One of my favorite books while growing up was “Choose Your Own Adventure.” Having an avid imagination and thirst for adventure, they were so perfect for me. I always liked to find out the ending before starting a book; that helped me determine if I should invest time and energy into reading it. Yet this book posed quite a conundrum for me- I couldn’t exactly figure out the ending until making the choices throughout the story. The complexity of the inconsistent cause-and-effect cycle kept me interested and wanting more.
Lately I feel like teaching in a public school is like choosing my own adventure. There is truly so much to choose from: Reader’s/Writer’s workshop, STEM, Project-Based Learning! Each challenge and adventure in the classroom yields results in a specific content area, and we can gain more knowledge about our students throughout the process of learning to teach these new ideas in the classroom. There are a lot of new, innovative ideas out there in the pedagogical world! But we spend so much negative energy complaining about the mandated expectations in our classrooms- the debate over Common Core standards, facilitating a rigorous curriculum, keeping students engaged, identifying students for interventions, writing IEPs, ILLPs, 504s, and countless other requirements. How do we bravely rise above all these “constraints” in education and just happily teach without restraints? When do we have time to choose our own adventure, and do we have the energy to passionately pursue it?
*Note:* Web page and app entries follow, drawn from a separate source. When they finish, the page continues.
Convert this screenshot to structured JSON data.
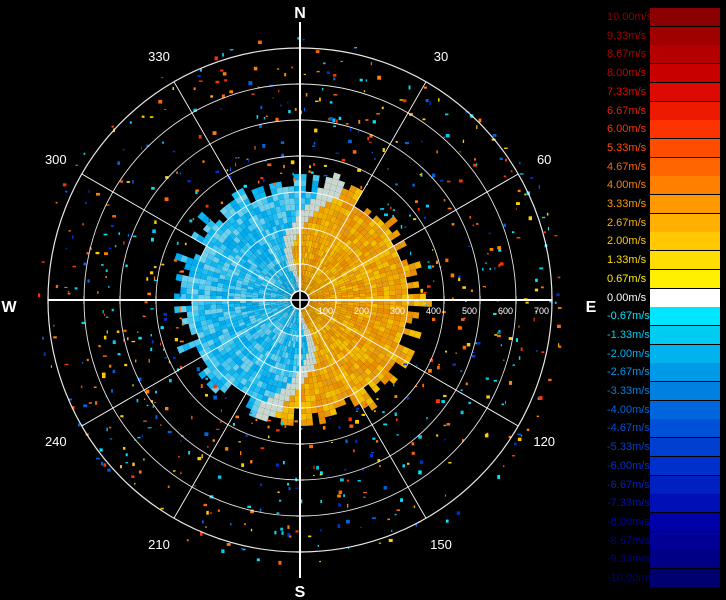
{
  "compass": {
    "north": "N",
    "south": "S",
    "east": "E",
    "west": "W"
  },
  "bearings": [
    {
      "deg": 30,
      "label": "30"
    },
    {
      "deg": 60,
      "label": "60"
    },
    {
      "deg": 120,
      "label": "120"
    },
    {
      "deg": 150,
      "label": "150"
    },
    {
      "deg": 210,
      "label": "210"
    },
    {
      "deg": 240,
      "label": "240"
    },
    {
      "deg": 300,
      "label": "300"
    },
    {
      "deg": 330,
      "label": "330"
    }
  ],
  "range_labels": [
    "100",
    "200",
    "300",
    "400",
    "500",
    "600",
    "700"
  ],
  "legend": [
    {
      "label": "10.00m/s",
      "color": "#8b0000"
    },
    {
      "label": "9.33m/s",
      "color": "#a00000"
    },
    {
      "label": "8.67m/s",
      "color": "#b40000"
    },
    {
      "label": "8.00m/s",
      "color": "#c80000"
    },
    {
      "label": "7.33m/s",
      "color": "#dc0a00"
    },
    {
      "label": "6.67m/s",
      "color": "#ee1a00"
    },
    {
      "label": "6.00m/s",
      "color": "#ff3300"
    },
    {
      "label": "5.33m/s",
      "color": "#ff4d00"
    },
    {
      "label": "4.67m/s",
      "color": "#ff6600"
    },
    {
      "label": "4.00m/s",
      "color": "#ff8000"
    },
    {
      "label": "3.33m/s",
      "color": "#ff9900"
    },
    {
      "label": "2.67m/s",
      "color": "#ffb000"
    },
    {
      "label": "2.00m/s",
      "color": "#ffc800"
    },
    {
      "label": "1.33m/s",
      "color": "#ffdd00"
    },
    {
      "label": "0.67m/s",
      "color": "#fff000"
    },
    {
      "label": "0.00m/s",
      "color": "#ffffff"
    },
    {
      "label": "-0.67m/s",
      "color": "#00e6ff"
    },
    {
      "label": "-1.33m/s",
      "color": "#00ccf2"
    },
    {
      "label": "-2.00m/s",
      "color": "#00b3ee"
    },
    {
      "label": "-2.67m/s",
      "color": "#0099e8"
    },
    {
      "label": "-3.33m/s",
      "color": "#0080e0"
    },
    {
      "label": "-4.00m/s",
      "color": "#0066dd"
    },
    {
      "label": "-4.67m/s",
      "color": "#0050d8"
    },
    {
      "label": "-5.33m/s",
      "color": "#0040d0"
    },
    {
      "label": "-6.00m/s",
      "color": "#0030cc"
    },
    {
      "label": "-6.67m/s",
      "color": "#0020c0"
    },
    {
      "label": "-7.33m/s",
      "color": "#0010b4"
    },
    {
      "label": "-8.00m/s",
      "color": "#0000a8"
    },
    {
      "label": "-8.67m/s",
      "color": "#000096"
    },
    {
      "label": "-9.33m/s",
      "color": "#000084"
    },
    {
      "label": "-10.00m/s",
      "color": "#000070"
    }
  ],
  "colors": {
    "background": "#000000",
    "grid": "#ffffff",
    "approach": "#00aaff",
    "recede": "#ffb000"
  }
}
Recently I attended a church conference in rural northern California. It was very intense- 4 hours on Friday night and 9 hours on Saturday. We worked throughout our meals while learning a new curriculum. All the participants were excited to learn from each other, joyful about their experience, and happy to spend their own money and time during a weekend to increase their knowledge and make connections with a larger international network. It was so inspiring! Yet as an educator, I was embarrassed. When my fellow teachers are provided with professional development opportunities, even paid for them, they frequently turn them down and dismiss the chance to learn from mentors. I often hear and see cynicism, bitterness, and hostility when a meeting is scheduled for an outside observation to thoughtfully provide us with some insights into improving our instruction. I don’t know anyone who wants to videotape their instruction- unless they are pursuing National Board Teaching certification. You mention videotaping—you will see a teacher run as fast as they can! Book studies were recently mentioned at a meeting- “What? Make me read a book? I don’t have time for that!” Seriously! What has happened to teachers? Are we so overworked, overburdened, underpaid, and underappreciated that we just don’t want to try? Quite honestly, in my humble opinion, if teachers don’t change their attitudes soon and choose their own adventures, American public education will be dead within a decade.
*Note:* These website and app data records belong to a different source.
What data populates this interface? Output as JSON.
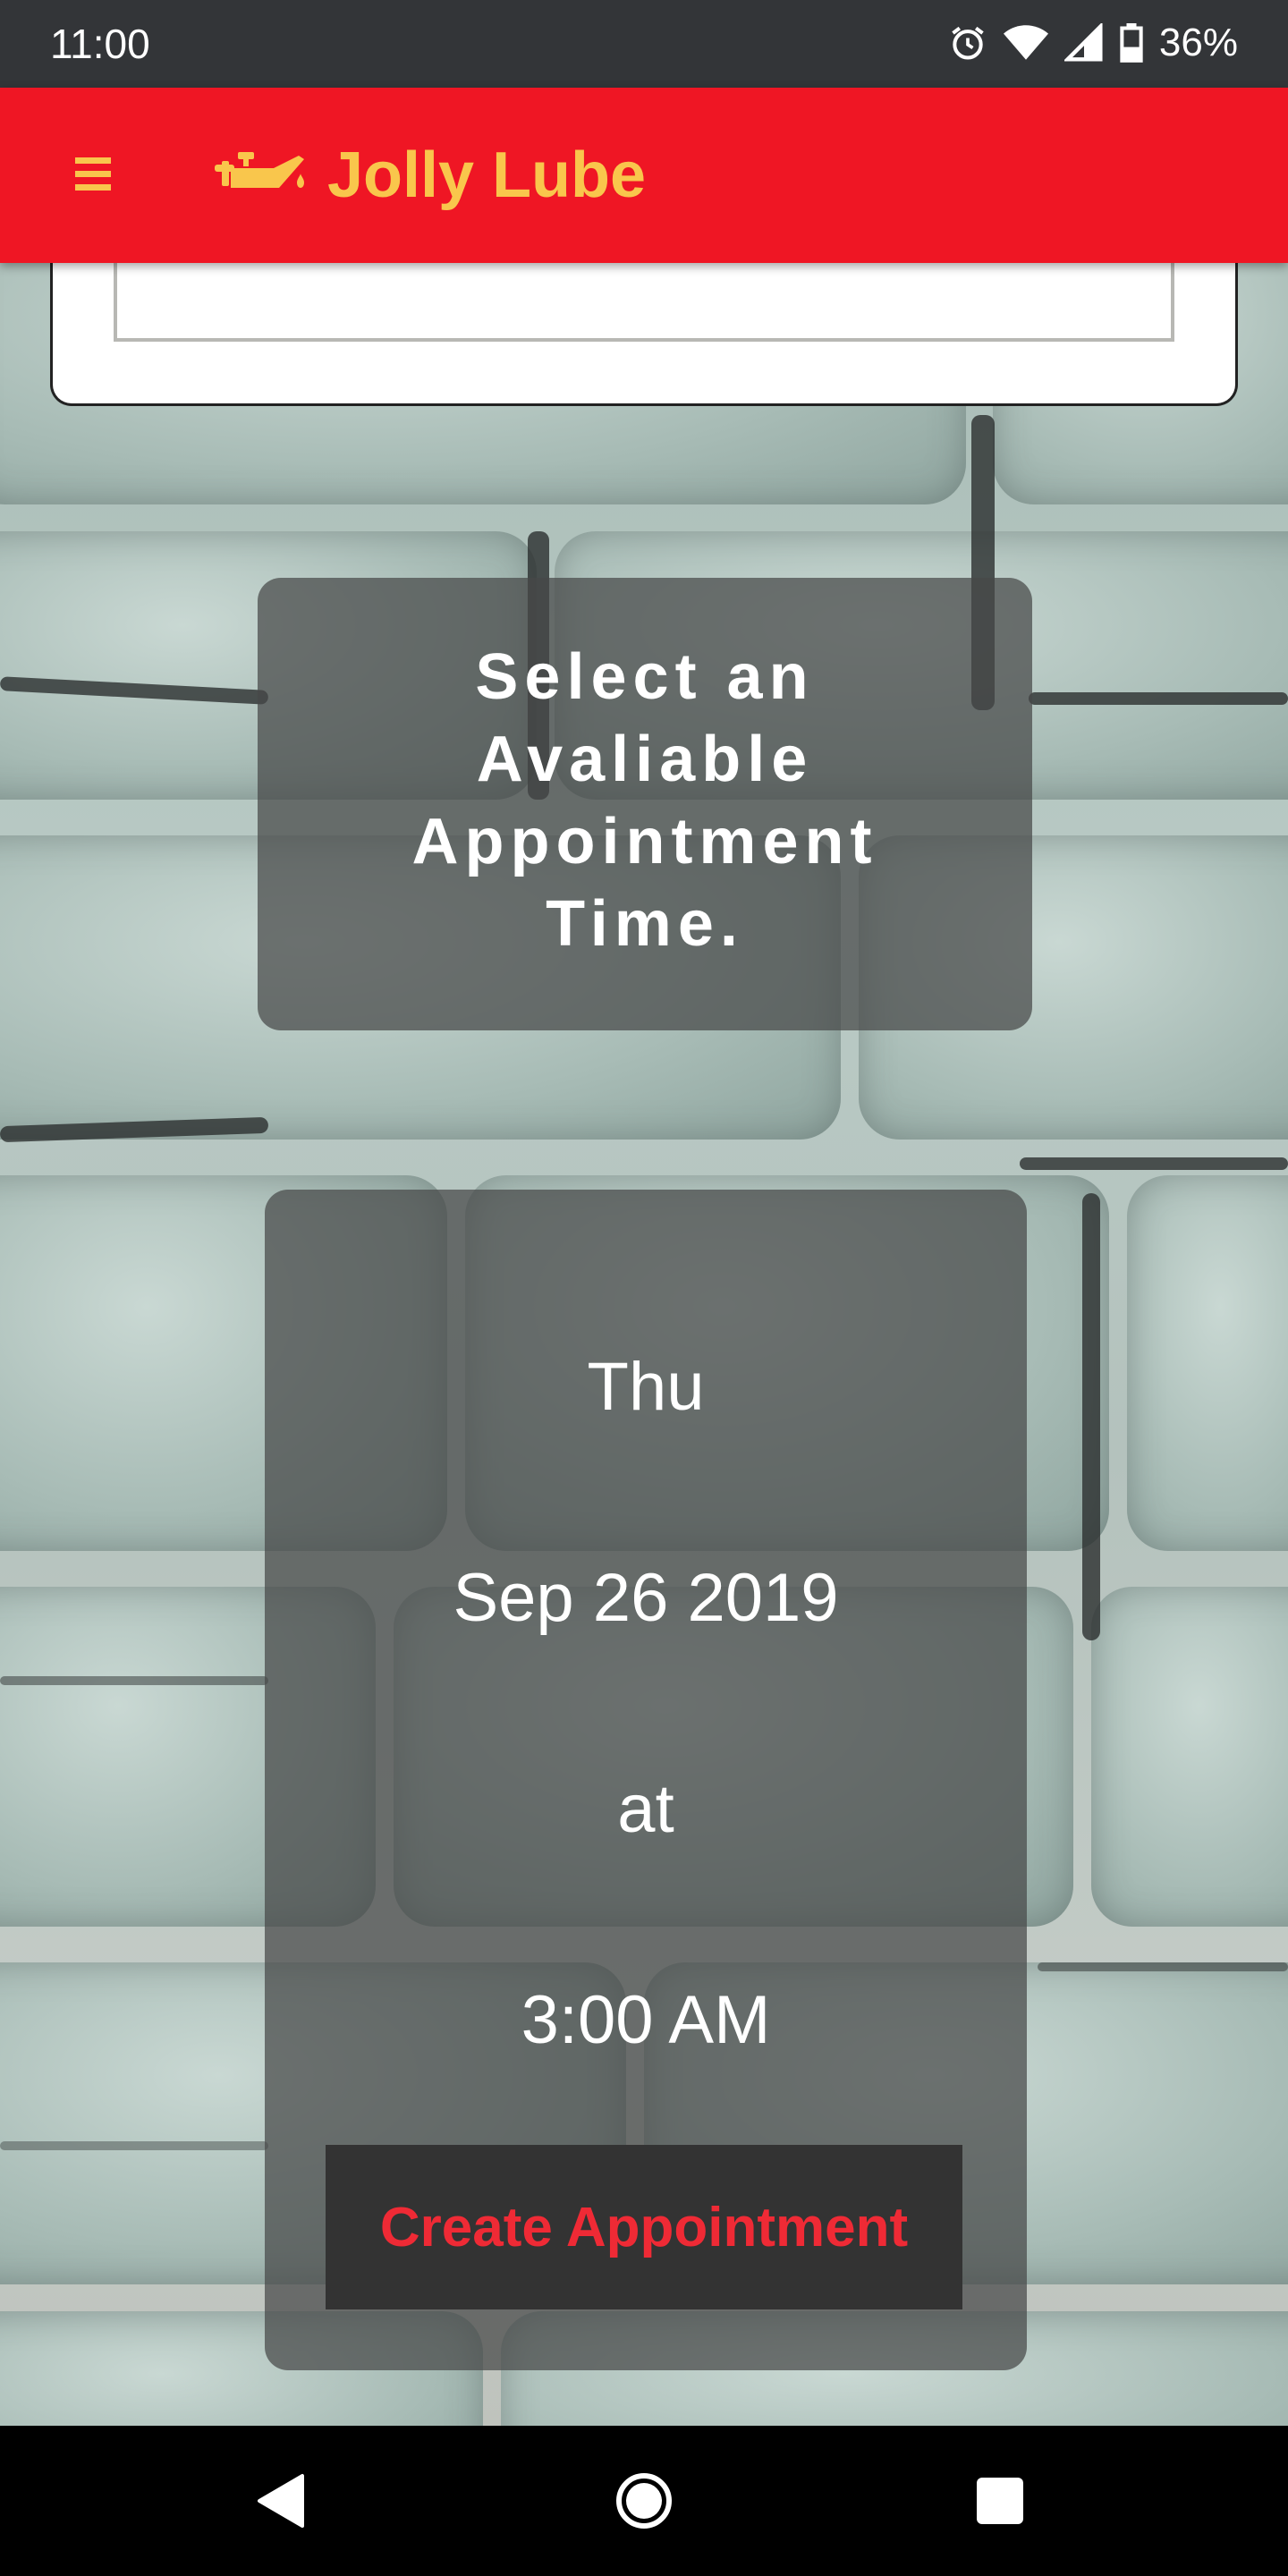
{
  "status_bar": {
    "time": "11:00",
    "battery_percent": "36%",
    "icons": [
      "alarm-icon",
      "wifi-icon",
      "signal-icon",
      "battery-icon"
    ]
  },
  "app_bar": {
    "menu_icon": "hamburger-menu-icon",
    "logo_icon": "oil-can-icon",
    "title": "Jolly Lube",
    "background_color": "#ef1624",
    "accent_color": "#f9c64c"
  },
  "header": {
    "text": "Select an Avaliable Appointment Time."
  },
  "appointment": {
    "day": "Thu",
    "date": "Sep 26 2019",
    "connector": "at",
    "time": "3:00 AM",
    "create_button_label": "Create Appointment",
    "button_text_color": "#ef2a35"
  },
  "nav_bar": {
    "back_icon": "back-triangle-icon",
    "home_icon": "home-circle-icon",
    "recents_icon": "recents-square-icon"
  }
}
Yes, I am a dreamer, but after 17 years in the classroom in 2 different states and 4 different schools, I think I can say with authority I have seen pretty much everything in the classroom. I am also a realist. I have the solution to recharging teacher batteries, so listen up.
Dear Administrators- You are busy. You get a lot of political mandates from the district, state, and federal levels which pressure you to stay on top of the educational policies. We understand. But it’s time to remember that teachers are professionals. We do not need to be micromanaged through structured Professional Learning Communities, planned RtI meetings, and countless other committee obligations. What do teachers need? Time in the classroom. When was the last time a principal said to me, “Go to your classroom, use your professional responsibility to determine priorities in gaining knowledge about your students, building relationships with parents, creating communication about data collection, and brainstorming/maintaining creative, fun, and rigorous units….?” It was 1998. That was the best, most rewarding year for both myself and my students. Trust.
Dear Teachers- You are overworked. You are underpaid. But you are still the captain of your own ship. You may not have the quiet, reflective time in the classroom to recharge your creative batteries and regain your voice. So you have to dig deep and find it somewhere else. Create a network of teachers who build each other up, not waste their breath complaining. Write grants to gather materials for your classroom. And choose your own adventure to passionately pursue! It might be exhausting at first, but in the long run, you will finish the school year, knowing it was rewarding to both you and your students. Finally, advocate to your administrators the need to have time in the classroom. Fight.
It’s time that teachers use their voices to defend what we need to survive in the classroom! We are the masters of our destiny, but our professional journeys may not reach the dreams we have hoped for unless we rally together and choose our own adventures.